● **EXERCISE REQUIREMENTS**: If a line in the data below includes the string "author", please return a copy of it.

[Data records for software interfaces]
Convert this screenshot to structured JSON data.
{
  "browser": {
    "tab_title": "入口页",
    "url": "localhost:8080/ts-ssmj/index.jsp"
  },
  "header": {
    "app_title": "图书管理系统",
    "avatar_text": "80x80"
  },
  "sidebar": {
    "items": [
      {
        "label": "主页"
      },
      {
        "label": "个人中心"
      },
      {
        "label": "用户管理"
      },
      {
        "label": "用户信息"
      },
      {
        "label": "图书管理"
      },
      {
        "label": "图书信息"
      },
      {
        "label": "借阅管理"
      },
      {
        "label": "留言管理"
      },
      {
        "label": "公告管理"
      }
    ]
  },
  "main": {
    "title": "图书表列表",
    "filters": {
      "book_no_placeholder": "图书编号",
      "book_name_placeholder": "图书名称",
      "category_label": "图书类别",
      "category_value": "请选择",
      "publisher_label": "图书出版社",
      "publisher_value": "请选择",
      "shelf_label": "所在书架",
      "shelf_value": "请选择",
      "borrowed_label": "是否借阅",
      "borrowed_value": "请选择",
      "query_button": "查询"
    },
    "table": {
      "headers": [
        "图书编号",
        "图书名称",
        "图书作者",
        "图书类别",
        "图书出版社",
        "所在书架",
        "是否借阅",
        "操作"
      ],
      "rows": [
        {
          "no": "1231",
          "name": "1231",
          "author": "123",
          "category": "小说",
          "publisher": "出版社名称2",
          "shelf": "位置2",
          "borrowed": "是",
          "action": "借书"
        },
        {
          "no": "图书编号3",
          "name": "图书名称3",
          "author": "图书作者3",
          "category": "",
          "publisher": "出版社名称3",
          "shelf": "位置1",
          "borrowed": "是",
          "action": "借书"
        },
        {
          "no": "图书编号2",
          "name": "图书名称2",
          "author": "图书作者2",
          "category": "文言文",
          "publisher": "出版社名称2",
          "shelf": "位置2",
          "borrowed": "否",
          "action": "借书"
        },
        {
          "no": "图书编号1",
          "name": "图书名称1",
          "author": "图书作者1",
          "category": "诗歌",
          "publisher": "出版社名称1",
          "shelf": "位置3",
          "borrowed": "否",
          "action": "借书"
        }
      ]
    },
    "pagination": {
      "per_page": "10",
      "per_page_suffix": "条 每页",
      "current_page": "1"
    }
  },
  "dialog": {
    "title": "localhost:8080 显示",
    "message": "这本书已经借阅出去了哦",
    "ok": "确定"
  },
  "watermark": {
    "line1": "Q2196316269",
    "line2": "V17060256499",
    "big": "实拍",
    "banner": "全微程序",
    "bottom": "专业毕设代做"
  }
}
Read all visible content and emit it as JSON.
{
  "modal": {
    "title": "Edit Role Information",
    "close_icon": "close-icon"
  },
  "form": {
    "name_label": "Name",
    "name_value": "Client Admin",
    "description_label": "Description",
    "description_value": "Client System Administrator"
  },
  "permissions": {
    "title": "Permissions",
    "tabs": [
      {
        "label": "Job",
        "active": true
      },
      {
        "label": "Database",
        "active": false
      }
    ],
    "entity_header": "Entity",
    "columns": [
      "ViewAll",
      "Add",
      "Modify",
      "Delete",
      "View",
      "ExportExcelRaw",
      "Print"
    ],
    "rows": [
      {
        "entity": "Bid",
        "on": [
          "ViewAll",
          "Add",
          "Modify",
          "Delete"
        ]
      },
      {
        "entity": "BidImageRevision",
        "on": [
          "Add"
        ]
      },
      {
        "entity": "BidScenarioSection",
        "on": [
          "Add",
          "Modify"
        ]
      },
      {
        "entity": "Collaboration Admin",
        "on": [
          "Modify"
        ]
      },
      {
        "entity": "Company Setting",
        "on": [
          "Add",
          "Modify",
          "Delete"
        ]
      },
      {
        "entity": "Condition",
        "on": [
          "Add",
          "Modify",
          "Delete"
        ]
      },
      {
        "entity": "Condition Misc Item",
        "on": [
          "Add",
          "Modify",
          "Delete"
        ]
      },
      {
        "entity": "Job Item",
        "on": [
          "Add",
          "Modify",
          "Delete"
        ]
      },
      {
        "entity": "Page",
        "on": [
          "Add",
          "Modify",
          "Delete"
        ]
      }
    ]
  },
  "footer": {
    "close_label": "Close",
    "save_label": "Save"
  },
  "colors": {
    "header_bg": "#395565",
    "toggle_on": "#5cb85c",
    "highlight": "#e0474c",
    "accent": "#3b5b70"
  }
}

● **YOUR SOLUTION**:
          "author": "123",
          "author": "图书作者3",
          "author": "图书作者2",
          "author": "图书作者1",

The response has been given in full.